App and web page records
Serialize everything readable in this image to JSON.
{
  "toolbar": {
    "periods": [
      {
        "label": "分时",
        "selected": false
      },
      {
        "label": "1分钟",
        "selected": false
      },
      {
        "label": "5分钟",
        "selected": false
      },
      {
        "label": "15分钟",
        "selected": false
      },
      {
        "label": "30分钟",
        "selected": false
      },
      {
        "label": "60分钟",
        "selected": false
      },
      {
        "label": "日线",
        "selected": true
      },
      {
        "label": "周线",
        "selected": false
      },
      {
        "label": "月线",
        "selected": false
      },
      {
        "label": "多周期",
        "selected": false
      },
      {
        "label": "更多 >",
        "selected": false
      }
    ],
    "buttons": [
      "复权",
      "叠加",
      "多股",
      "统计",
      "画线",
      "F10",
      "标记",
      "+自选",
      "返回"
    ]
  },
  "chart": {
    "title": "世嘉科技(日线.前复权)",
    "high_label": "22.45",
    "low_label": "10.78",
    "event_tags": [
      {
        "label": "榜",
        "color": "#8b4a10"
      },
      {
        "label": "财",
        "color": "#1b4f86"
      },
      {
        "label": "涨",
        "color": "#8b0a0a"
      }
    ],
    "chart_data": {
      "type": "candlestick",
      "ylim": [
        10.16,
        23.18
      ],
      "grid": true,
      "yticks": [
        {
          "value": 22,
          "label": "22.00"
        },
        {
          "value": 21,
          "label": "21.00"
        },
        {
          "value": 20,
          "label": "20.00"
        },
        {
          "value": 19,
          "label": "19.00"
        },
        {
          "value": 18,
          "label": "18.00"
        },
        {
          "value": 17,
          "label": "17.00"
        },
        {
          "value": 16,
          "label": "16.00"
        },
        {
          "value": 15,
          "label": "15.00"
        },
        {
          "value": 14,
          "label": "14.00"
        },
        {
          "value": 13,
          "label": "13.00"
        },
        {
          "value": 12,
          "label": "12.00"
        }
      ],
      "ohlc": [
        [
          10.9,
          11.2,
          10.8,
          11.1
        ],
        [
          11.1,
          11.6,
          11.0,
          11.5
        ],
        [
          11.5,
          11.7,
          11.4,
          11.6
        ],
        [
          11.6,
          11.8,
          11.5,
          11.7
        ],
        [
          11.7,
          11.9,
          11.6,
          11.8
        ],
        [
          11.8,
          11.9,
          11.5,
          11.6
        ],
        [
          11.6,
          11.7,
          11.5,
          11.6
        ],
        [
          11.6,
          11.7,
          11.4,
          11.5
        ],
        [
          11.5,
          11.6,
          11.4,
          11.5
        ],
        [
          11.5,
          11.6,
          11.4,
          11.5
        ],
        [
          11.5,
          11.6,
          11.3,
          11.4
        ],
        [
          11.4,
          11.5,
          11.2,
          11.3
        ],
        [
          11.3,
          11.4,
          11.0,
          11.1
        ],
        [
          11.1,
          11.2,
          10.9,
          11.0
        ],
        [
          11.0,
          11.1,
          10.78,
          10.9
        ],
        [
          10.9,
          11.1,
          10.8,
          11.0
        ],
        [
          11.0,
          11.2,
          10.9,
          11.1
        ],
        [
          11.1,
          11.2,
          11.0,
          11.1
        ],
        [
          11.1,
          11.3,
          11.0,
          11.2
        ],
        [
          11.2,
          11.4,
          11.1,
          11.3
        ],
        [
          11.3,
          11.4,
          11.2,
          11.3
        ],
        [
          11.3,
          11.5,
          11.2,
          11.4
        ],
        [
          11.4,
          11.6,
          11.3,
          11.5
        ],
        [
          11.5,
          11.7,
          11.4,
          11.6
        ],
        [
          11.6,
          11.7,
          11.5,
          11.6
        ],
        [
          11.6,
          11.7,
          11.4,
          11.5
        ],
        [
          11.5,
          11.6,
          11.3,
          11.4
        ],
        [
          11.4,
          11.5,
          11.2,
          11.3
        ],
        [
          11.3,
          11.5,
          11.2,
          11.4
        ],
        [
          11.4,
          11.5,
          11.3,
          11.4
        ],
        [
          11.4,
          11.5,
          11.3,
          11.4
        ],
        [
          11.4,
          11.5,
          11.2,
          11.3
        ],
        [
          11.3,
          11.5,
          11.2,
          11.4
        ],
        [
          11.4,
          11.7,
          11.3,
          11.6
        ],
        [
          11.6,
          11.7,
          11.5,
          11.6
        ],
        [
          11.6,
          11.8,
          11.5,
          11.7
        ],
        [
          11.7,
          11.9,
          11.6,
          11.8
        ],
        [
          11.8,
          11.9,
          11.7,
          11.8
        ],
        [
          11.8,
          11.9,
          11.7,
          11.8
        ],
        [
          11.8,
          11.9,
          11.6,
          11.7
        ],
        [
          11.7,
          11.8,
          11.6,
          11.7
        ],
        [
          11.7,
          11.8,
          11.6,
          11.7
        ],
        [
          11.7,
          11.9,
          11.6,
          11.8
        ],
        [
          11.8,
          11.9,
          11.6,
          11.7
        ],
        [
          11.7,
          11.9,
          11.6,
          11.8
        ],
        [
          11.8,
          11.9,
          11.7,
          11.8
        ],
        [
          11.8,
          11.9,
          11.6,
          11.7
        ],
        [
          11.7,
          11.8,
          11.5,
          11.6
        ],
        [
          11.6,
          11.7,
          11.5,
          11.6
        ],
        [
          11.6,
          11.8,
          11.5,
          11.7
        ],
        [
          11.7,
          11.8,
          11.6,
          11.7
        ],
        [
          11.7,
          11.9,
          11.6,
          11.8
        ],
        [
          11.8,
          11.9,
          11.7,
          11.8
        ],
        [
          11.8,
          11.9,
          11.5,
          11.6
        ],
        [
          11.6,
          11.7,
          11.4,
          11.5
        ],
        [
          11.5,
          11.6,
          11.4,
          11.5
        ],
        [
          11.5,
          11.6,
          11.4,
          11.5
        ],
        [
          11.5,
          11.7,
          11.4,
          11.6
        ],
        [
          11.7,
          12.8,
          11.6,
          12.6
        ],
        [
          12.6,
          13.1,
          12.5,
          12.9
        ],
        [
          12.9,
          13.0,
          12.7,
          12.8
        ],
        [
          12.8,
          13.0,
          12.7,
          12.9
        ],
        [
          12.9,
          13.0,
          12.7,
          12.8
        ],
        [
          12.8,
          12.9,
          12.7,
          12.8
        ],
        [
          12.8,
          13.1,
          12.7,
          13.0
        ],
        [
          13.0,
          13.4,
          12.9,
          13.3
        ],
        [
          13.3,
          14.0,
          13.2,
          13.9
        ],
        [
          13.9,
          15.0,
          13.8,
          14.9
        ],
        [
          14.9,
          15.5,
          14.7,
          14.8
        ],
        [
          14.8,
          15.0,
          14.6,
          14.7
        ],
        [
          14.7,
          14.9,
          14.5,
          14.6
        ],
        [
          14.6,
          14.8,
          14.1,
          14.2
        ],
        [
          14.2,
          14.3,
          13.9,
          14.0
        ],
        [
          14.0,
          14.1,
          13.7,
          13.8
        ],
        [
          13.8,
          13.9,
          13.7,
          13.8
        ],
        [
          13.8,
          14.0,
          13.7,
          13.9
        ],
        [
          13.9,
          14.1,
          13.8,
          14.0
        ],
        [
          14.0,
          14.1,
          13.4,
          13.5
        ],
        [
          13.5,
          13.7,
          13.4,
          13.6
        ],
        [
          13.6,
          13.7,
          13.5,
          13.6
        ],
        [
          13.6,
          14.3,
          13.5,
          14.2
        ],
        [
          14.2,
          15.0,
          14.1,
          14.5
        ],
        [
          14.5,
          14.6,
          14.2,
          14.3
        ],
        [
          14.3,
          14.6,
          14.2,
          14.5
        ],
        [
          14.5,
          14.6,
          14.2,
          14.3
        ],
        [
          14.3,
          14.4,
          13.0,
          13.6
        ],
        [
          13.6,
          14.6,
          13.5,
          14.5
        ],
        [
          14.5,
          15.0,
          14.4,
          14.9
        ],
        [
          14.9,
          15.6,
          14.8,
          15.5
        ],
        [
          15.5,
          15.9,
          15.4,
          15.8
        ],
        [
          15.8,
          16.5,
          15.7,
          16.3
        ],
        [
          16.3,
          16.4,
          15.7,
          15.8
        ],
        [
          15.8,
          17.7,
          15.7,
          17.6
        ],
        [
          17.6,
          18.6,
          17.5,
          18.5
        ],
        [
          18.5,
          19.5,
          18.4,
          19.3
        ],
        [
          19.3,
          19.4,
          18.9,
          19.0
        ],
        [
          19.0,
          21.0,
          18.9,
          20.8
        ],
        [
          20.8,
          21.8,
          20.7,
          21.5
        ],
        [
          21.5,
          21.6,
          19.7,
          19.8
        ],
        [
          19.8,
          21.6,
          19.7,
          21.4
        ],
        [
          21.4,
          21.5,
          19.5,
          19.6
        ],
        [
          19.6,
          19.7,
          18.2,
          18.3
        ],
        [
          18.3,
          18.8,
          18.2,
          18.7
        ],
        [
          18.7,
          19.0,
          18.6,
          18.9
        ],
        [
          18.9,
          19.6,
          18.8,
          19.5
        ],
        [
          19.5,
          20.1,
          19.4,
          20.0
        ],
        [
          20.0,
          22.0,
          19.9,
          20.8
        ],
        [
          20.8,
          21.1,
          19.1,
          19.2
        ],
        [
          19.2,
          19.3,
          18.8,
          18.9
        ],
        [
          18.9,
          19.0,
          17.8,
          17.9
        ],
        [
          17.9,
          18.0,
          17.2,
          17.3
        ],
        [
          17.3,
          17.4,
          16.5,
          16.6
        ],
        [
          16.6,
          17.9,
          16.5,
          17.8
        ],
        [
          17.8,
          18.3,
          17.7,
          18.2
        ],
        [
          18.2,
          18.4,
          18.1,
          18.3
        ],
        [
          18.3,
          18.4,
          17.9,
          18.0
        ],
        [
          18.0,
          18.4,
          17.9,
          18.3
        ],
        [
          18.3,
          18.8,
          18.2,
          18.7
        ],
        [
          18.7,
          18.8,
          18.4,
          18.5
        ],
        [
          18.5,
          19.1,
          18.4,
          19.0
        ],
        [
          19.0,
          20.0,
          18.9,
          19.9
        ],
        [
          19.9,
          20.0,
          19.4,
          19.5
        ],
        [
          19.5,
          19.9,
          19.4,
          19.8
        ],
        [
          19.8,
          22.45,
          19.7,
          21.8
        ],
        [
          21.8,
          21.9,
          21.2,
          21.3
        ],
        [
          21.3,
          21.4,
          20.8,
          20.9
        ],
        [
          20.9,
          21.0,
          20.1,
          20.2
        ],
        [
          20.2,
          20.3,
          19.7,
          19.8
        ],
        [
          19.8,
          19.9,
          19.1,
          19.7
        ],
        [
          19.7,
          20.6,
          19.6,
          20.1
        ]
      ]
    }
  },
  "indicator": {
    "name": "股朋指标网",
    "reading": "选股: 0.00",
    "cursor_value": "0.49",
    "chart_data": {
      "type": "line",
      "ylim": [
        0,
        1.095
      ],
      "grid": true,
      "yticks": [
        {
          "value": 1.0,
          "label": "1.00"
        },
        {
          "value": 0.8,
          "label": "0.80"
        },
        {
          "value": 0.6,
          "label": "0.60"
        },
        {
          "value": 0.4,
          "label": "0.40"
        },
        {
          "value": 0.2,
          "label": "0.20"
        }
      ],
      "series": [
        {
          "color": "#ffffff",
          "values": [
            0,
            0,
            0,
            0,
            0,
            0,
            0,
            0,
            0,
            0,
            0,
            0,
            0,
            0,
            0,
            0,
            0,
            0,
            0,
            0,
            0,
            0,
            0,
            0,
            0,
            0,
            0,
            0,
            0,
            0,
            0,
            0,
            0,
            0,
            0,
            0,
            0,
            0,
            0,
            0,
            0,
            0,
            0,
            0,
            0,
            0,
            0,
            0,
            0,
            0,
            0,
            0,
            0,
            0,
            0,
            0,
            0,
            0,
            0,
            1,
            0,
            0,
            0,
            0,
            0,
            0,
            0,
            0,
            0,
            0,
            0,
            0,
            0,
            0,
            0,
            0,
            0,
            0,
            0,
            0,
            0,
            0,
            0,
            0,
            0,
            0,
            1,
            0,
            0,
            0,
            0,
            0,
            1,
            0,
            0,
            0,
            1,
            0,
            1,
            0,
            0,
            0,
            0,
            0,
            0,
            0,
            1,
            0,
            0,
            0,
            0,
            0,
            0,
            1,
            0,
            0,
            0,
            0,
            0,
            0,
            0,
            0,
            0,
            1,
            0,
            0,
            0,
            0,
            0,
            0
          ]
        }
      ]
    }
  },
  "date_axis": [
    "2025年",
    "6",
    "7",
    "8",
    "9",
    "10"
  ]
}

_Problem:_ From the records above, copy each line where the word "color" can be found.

_Response:_
        "color": "#8b4a10"
        "color": "#1b4f86"
        "color": "#8b0a0a"
          "color": "#ffffff",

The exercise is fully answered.